---------- DATASET ENTRIES
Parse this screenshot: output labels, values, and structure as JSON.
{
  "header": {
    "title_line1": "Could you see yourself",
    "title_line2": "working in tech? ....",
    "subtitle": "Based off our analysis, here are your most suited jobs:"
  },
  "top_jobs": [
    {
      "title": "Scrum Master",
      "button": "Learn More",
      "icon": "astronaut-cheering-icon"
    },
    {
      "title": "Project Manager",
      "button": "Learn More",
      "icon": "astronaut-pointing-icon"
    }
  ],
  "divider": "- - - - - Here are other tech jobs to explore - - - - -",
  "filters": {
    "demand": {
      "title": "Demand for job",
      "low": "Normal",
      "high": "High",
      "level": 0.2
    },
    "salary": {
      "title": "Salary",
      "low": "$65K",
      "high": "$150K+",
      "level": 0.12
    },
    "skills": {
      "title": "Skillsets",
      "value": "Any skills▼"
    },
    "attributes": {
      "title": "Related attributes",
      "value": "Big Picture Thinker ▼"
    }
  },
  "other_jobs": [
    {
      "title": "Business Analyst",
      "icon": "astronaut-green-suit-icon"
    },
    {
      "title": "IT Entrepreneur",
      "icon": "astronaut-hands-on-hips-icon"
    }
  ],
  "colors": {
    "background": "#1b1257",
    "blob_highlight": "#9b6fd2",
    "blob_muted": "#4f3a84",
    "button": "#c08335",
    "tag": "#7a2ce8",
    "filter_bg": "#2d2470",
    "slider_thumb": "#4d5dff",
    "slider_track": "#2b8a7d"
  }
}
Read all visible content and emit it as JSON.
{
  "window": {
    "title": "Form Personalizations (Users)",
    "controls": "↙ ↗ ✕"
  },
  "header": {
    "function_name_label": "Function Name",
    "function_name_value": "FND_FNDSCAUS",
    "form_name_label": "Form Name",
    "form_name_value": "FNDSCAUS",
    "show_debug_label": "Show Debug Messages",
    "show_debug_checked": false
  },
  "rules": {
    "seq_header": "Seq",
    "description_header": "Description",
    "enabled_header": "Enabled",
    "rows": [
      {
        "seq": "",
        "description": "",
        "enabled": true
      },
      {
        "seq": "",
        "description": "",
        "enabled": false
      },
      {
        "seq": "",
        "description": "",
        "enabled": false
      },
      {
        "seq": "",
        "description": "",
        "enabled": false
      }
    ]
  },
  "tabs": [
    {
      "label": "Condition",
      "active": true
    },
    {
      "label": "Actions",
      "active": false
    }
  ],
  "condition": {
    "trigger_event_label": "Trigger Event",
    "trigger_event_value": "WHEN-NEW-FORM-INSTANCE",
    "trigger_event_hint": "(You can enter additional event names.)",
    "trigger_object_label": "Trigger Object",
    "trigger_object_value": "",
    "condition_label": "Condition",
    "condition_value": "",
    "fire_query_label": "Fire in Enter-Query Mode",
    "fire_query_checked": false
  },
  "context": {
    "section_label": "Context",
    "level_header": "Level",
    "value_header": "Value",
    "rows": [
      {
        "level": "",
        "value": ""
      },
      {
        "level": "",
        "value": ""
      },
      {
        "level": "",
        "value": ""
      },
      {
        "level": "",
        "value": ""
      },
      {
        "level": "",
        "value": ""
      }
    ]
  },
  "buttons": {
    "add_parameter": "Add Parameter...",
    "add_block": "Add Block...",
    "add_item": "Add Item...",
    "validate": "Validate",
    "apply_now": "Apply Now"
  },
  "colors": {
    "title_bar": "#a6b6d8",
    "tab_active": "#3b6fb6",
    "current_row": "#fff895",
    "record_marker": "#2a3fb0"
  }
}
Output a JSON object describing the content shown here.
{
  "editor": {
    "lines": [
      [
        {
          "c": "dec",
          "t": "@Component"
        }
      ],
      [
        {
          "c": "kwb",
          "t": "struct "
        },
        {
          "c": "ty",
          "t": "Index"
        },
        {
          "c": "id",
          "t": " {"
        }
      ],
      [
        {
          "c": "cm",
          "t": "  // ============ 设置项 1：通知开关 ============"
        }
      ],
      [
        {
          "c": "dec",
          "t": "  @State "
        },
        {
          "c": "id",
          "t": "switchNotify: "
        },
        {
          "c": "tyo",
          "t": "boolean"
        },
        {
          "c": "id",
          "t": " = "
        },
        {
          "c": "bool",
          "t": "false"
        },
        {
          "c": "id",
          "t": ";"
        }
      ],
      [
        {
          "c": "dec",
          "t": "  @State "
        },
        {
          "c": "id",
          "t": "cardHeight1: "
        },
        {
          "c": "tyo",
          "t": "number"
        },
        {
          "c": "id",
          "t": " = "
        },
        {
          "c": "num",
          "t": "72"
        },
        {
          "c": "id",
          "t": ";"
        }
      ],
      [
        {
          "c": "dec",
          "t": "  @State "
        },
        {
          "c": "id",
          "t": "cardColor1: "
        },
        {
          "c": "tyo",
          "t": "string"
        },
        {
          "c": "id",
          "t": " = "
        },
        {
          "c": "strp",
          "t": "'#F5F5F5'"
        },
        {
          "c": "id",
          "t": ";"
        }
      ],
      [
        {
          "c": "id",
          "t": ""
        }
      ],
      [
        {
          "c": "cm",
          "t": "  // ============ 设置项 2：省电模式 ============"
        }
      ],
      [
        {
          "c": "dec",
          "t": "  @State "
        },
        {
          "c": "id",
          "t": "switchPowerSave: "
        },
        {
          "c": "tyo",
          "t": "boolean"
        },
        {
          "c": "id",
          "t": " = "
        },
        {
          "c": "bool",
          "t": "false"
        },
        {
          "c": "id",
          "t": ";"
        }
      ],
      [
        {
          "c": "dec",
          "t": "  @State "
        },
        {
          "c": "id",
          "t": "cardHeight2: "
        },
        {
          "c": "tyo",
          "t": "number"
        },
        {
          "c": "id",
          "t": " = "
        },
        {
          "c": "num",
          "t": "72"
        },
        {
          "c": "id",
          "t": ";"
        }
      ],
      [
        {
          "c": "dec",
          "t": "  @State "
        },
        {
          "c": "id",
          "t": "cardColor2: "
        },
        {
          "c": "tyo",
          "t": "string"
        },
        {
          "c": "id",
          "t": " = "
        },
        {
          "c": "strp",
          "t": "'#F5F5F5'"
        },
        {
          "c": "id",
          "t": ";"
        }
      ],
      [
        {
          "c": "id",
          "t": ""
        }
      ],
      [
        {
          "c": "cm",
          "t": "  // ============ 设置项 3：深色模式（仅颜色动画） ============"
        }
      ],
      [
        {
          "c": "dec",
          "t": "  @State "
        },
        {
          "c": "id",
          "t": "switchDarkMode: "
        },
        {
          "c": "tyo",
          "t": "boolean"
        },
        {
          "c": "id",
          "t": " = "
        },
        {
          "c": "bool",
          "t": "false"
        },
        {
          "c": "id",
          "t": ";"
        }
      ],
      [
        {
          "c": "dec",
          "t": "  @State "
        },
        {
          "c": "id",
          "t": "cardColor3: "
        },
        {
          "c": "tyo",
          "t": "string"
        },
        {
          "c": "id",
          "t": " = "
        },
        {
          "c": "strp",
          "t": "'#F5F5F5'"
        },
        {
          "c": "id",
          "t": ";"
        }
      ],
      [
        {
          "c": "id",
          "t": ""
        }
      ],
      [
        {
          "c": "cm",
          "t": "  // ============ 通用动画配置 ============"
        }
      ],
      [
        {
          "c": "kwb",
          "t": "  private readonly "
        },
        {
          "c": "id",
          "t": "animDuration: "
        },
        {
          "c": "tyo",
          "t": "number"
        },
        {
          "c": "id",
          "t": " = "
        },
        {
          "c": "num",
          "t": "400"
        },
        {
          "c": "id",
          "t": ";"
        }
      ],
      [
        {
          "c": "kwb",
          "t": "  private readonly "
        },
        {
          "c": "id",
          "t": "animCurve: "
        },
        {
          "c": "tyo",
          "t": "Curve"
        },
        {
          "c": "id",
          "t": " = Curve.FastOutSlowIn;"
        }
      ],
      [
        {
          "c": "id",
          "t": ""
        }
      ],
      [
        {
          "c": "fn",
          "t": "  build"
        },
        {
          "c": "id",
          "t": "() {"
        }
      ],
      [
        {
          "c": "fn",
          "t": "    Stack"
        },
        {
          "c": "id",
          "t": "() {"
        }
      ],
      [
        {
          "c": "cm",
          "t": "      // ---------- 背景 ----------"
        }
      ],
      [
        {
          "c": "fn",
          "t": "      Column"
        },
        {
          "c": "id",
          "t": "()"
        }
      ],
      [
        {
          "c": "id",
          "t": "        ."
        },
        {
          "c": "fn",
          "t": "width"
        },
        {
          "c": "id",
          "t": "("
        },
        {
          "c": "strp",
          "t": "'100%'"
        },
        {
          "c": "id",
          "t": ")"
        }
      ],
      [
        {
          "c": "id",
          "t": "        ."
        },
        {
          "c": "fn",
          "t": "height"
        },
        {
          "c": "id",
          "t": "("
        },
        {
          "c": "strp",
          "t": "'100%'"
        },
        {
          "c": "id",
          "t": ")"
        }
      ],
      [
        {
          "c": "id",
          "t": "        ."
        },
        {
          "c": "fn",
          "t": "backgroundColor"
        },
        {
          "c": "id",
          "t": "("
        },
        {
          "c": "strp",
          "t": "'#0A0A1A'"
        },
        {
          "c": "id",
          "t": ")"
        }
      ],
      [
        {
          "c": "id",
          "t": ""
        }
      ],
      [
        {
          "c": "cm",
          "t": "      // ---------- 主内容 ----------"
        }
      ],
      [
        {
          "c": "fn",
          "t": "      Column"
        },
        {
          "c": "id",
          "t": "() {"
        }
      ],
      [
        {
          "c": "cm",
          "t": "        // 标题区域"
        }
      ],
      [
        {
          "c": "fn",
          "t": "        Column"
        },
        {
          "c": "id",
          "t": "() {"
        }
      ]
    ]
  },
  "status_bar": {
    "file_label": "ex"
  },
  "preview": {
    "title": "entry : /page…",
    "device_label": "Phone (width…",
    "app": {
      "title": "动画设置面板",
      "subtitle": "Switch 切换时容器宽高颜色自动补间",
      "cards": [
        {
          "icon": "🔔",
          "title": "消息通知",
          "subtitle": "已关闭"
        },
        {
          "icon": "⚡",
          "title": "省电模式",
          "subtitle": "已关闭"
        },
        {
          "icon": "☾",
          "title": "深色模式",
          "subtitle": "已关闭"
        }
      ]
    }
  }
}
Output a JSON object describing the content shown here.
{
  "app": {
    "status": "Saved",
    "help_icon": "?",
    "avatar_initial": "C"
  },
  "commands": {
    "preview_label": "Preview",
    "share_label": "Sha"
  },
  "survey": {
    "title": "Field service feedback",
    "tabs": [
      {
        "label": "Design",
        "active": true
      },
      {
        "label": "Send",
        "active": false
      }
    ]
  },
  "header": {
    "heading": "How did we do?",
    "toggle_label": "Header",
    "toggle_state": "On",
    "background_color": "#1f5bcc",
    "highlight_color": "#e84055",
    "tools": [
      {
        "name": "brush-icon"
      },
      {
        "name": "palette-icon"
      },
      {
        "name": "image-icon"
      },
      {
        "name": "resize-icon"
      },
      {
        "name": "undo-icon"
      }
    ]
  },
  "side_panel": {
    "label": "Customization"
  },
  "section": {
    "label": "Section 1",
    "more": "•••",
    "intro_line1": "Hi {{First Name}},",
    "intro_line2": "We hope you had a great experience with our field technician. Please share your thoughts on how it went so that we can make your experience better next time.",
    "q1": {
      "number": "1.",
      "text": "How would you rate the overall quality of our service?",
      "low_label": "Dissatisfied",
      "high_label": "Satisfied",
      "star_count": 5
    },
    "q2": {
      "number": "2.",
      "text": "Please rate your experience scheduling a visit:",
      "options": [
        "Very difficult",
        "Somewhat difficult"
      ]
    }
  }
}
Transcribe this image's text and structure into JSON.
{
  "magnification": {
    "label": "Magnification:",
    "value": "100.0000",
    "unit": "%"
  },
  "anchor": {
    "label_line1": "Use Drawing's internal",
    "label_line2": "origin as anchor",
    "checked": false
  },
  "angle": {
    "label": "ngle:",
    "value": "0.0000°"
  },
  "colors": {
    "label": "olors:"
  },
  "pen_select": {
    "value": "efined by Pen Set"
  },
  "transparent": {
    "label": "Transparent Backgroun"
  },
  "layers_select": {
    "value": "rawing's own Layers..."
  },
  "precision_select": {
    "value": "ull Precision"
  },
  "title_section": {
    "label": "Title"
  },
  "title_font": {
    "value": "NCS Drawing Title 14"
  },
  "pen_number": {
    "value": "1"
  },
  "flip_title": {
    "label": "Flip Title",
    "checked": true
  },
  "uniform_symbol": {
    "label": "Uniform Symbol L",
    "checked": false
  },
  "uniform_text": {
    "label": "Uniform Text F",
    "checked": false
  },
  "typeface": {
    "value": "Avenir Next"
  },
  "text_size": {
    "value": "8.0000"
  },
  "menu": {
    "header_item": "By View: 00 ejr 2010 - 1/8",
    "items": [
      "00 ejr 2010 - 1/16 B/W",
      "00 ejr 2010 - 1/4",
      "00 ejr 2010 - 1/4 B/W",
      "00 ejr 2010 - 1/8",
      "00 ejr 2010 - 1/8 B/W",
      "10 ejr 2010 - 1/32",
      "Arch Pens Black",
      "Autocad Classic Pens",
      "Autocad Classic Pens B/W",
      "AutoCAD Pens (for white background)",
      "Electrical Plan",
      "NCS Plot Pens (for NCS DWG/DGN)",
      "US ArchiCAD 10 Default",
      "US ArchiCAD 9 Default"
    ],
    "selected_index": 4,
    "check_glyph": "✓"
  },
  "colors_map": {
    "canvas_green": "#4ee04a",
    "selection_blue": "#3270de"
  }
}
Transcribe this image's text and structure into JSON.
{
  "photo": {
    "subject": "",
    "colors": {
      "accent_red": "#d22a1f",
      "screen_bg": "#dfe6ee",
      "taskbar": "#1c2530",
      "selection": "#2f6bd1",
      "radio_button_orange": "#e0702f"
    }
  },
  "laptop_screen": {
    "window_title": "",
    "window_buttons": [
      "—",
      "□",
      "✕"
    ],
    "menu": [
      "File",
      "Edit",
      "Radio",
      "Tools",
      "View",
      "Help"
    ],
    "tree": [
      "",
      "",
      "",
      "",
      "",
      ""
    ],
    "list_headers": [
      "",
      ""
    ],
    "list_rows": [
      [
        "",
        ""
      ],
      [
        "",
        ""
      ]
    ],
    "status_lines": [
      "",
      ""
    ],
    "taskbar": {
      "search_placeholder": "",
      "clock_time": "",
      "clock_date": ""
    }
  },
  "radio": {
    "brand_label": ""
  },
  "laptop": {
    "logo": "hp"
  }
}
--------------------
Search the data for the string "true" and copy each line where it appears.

        "enabled": true
      "active": true
        "active": true
    "checked": true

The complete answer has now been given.